**YOUR OBJECTIVE**.
Only a number is expected here: the count of lines in the data that contain "shield".

**App and web page records**.
---+---

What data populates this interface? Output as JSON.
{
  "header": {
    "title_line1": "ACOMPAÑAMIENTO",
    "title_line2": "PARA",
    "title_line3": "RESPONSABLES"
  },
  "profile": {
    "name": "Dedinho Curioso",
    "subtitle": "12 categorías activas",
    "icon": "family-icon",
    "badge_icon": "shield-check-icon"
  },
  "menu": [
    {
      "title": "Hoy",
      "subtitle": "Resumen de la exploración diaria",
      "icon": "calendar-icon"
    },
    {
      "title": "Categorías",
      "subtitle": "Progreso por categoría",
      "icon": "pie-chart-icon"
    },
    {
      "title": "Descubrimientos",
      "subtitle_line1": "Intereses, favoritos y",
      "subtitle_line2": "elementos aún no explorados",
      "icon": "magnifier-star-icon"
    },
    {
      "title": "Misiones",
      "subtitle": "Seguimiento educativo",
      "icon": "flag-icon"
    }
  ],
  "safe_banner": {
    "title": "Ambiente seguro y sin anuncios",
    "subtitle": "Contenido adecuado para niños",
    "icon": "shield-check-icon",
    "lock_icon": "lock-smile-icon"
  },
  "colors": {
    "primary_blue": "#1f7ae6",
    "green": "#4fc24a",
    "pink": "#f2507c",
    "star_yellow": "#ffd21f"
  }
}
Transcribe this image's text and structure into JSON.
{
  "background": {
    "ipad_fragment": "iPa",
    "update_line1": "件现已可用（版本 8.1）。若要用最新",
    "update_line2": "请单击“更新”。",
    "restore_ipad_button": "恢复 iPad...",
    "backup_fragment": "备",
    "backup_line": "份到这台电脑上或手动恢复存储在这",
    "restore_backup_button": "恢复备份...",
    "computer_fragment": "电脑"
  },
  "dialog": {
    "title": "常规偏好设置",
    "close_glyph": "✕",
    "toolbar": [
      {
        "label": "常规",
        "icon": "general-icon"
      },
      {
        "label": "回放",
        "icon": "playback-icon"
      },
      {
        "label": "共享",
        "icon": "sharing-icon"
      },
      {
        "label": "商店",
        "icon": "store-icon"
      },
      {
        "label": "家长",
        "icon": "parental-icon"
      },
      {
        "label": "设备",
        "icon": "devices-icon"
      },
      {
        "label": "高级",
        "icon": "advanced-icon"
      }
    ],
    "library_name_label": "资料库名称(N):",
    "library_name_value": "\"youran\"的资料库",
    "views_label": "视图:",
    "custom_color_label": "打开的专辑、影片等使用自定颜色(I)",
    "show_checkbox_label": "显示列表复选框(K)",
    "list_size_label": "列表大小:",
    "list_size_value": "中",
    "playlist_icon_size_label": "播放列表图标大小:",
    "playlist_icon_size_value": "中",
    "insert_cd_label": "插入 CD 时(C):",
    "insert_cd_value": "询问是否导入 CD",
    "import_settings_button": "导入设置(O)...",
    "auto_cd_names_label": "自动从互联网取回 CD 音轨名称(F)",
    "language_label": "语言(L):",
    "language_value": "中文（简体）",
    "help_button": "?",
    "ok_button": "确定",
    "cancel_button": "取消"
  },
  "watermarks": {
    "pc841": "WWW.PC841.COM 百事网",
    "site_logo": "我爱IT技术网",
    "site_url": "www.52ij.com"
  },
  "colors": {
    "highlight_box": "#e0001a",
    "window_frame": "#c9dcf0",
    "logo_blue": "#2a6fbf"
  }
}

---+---

**ANSWER AREA**.
2